**DIRECTIONS FOR THIS TASK**
Match the string "data" against each line below, and copy every line that matches.

**EXCERPTED RECORDS**
____

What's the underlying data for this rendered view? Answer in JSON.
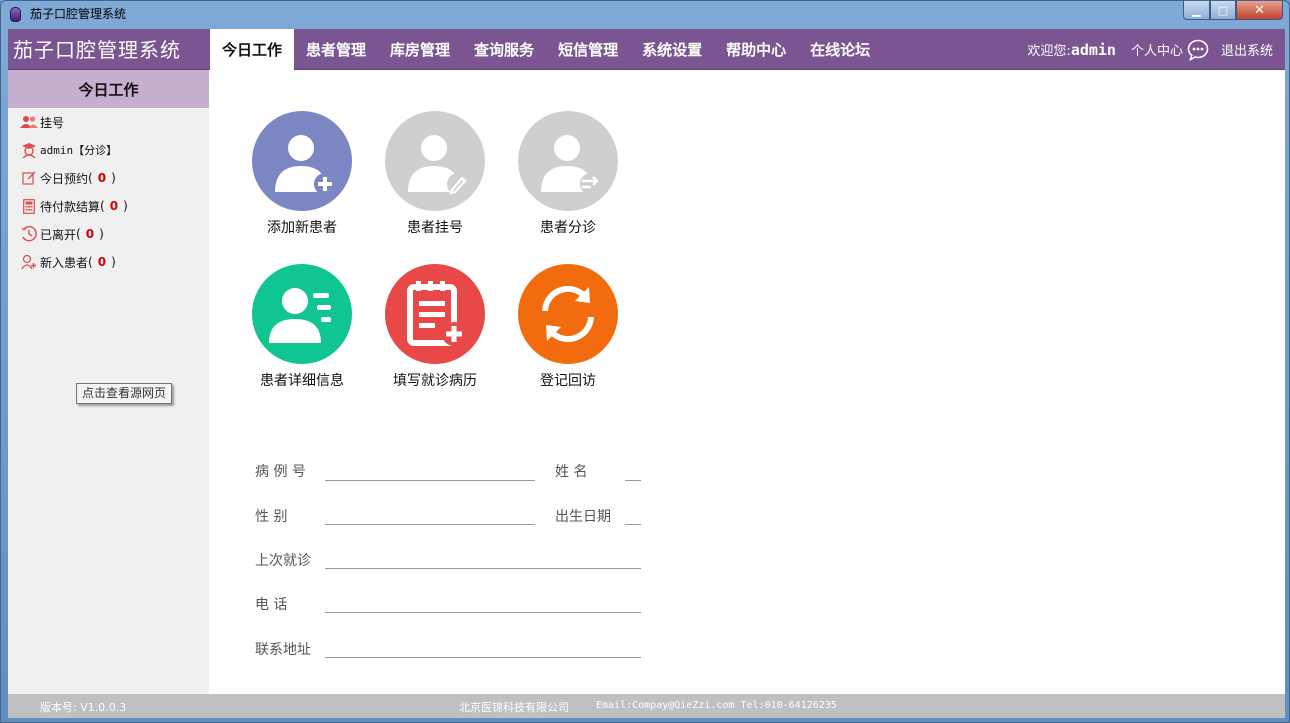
{
  "window": {
    "title": "茄子口腔管理系统",
    "minimize_glyph": "▁",
    "maximize_glyph": "□",
    "close_glyph": "✕"
  },
  "header": {
    "brand": "茄子口腔管理系统",
    "tabs": [
      {
        "label": "今日工作",
        "active": true
      },
      {
        "label": "患者管理"
      },
      {
        "label": "库房管理"
      },
      {
        "label": "查询服务"
      },
      {
        "label": "短信管理"
      },
      {
        "label": "系统设置"
      },
      {
        "label": "帮助中心"
      },
      {
        "label": "在线论坛"
      }
    ],
    "welcome": "欢迎您:",
    "username": "admin",
    "profile": "个人中心",
    "logout": "退出系统"
  },
  "sidebar": {
    "title": "今日工作",
    "items": [
      {
        "label": "挂号",
        "icon": "users-icon"
      },
      {
        "label": "admin【分诊】",
        "icon": "doctor-icon"
      },
      {
        "label": "今日预约",
        "count": "0",
        "icon": "edit-icon"
      },
      {
        "label": "待付款结算",
        "count": "0",
        "icon": "calculator-icon"
      },
      {
        "label": "已离开",
        "count": "0",
        "icon": "clock-icon"
      },
      {
        "label": "新入患者",
        "count": "0",
        "icon": "user-add-icon"
      }
    ],
    "paren_open": "(",
    "paren_close": ")",
    "tooltip": "点击查看源网页"
  },
  "tiles": [
    {
      "label": "添加新患者",
      "color": "#7b86c2",
      "icon": "user-add-icon"
    },
    {
      "label": "患者挂号",
      "color": "#cfcfcf",
      "icon": "user-edit-icon"
    },
    {
      "label": "患者分诊",
      "color": "#cfcfcf",
      "icon": "user-transfer-icon"
    },
    {
      "label": "患者详细信息",
      "color": "#11c593",
      "icon": "user-detail-icon"
    },
    {
      "label": "填写就诊病历",
      "color": "#e84848",
      "icon": "record-add-icon"
    },
    {
      "label": "登记回访",
      "color": "#f26c0f",
      "icon": "refresh-icon"
    }
  ],
  "form": {
    "case_no": "病 例 号",
    "name": "姓 名",
    "gender": "性 别",
    "birth": "出生日期",
    "last_visit": "上次就诊",
    "phone": "电 话",
    "address": "联系地址"
  },
  "footer": {
    "version": "版本号: V1.0.0.3",
    "company": "北京医锦科技有限公司",
    "contact": "Email:Compay@QieZzi.com Tel:010-64126235"
  },
  "colors": {
    "nav": "#7a5591",
    "sidebar_header": "#c6afcf",
    "count": "#d40000"
  }
}
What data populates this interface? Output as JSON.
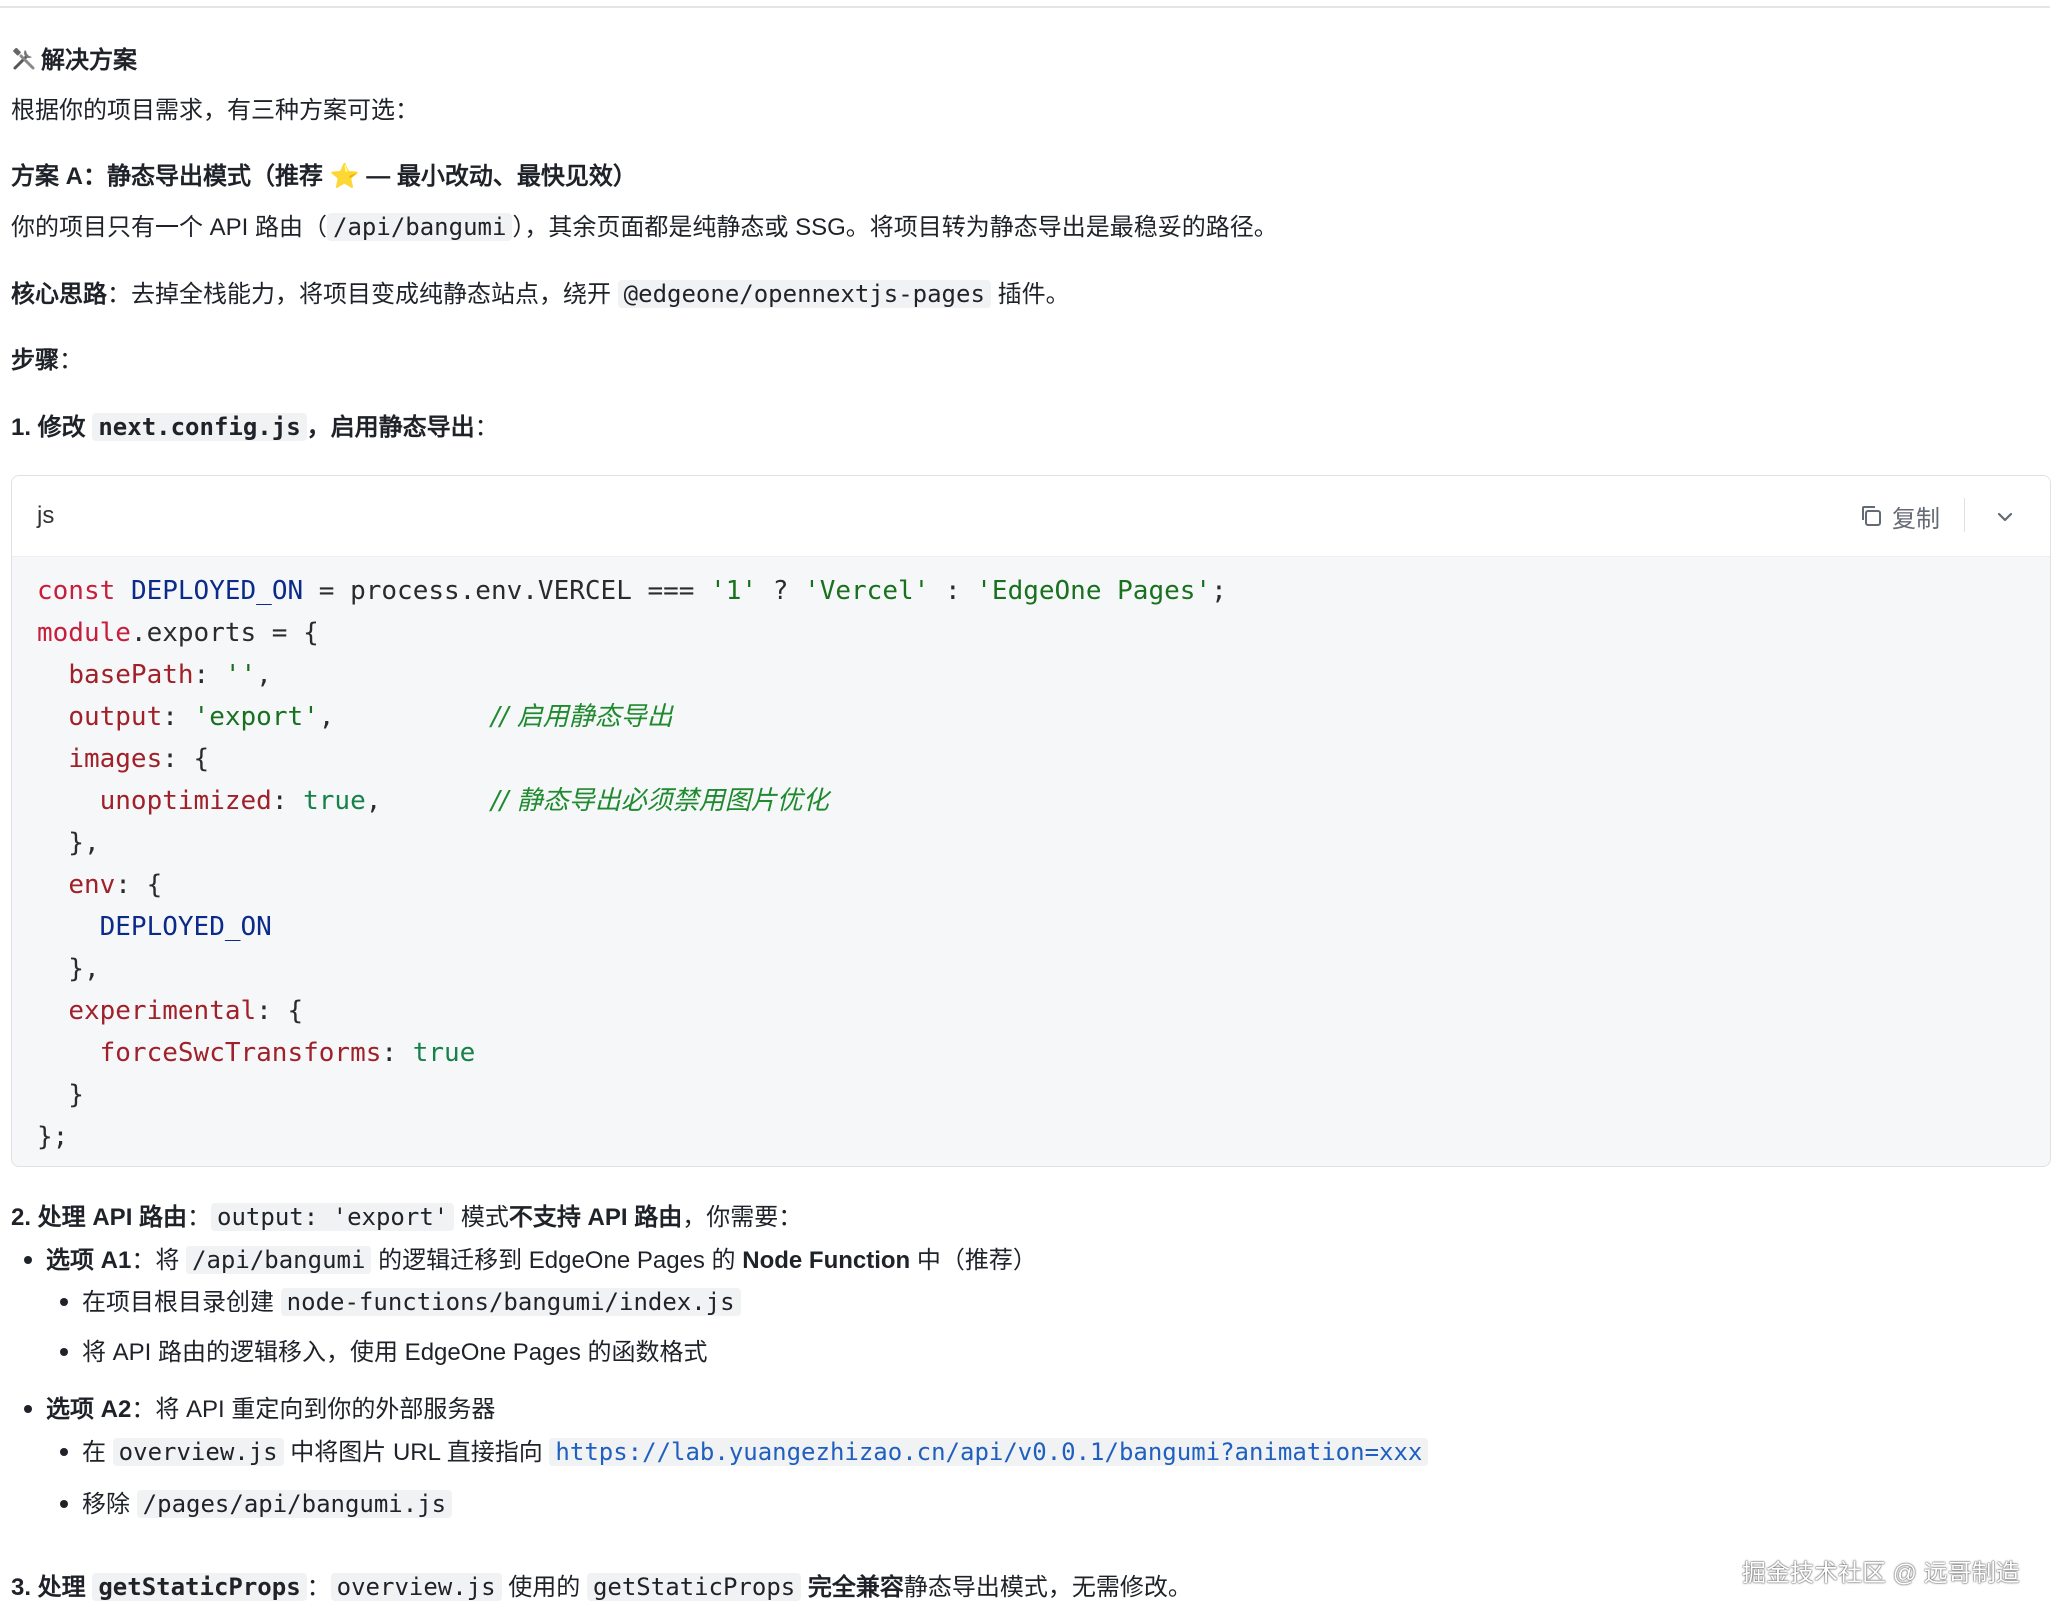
{
  "heading": {
    "icon": "tools-icon",
    "text": "解决方案"
  },
  "intro": "根据你的项目需求，有三种方案可选：",
  "planA": {
    "title": "方案 A：静态导出模式（推荐 ",
    "star": "⭐",
    "title_tail": " — 最小改动、最快见效）",
    "desc_pre": "你的项目只有一个 API 路由（",
    "desc_code": "/api/bangumi",
    "desc_post": "），其余页面都是纯静态或 SSG。将项目转为静态导出是最稳妥的路径。",
    "core_label": "核心思路",
    "core_text": "：去掉全栈能力，将项目变成纯静态站点，绕开 ",
    "core_code": "@edgeone/opennextjs-pages",
    "core_tail": " 插件。",
    "steps_label": "步骤",
    "steps_colon": "：",
    "step1_pre": "1. 修改 ",
    "step1_code": "next.config.js",
    "step1_post": "，启用静态导出",
    "step1_colon": "："
  },
  "codeblock": {
    "lang": "js",
    "copy_label": "复制",
    "comment_export": "// 启用静态导出",
    "comment_images": "// 静态导出必须禁用图片优化"
  },
  "step2": {
    "label": "2. 处理 API 路由",
    "colon": "：",
    "code": "output: 'export'",
    "mid": " 模式",
    "bold": "不支持 API 路由",
    "tail": "，你需要：",
    "a1_label": "选项 A1",
    "a1_pre": "：将 ",
    "a1_code": "/api/bangumi",
    "a1_mid": " 的逻辑迁移到 EdgeOne Pages 的 ",
    "a1_bold": "Node Function",
    "a1_tail": " 中（推荐）",
    "a1_sub1_pre": "在项目根目录创建 ",
    "a1_sub1_code": "node-functions/bangumi/index.js",
    "a1_sub2": "将 API 路由的逻辑移入，使用 EdgeOne Pages 的函数格式",
    "a2_label": "选项 A2",
    "a2_text": "：将 API 重定向到你的外部服务器",
    "a2_sub1_pre": "在 ",
    "a2_sub1_code": "overview.js",
    "a2_sub1_mid": " 中将图片 URL 直接指向 ",
    "a2_sub1_link": "https://lab.yuangezhizao.cn/api/v0.0.1/bangumi?animation=xxx",
    "a2_sub2_pre": "移除 ",
    "a2_sub2_code": "/pages/api/bangumi.js"
  },
  "step3": {
    "label": "3. 处理 ",
    "code1": "getStaticProps",
    "colon": "：",
    "code2": "overview.js",
    "mid": " 使用的 ",
    "code3": "getStaticProps",
    "bold": " 完全兼容",
    "tail": "静态导出模式，无需修改。"
  },
  "watermark": "掘金技术社区 @ 远哥制造"
}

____

**EXERCISE RESULT**
What's the underlying data for this rendered view? Answer in JSON.
What data populates this interface? Output as JSON.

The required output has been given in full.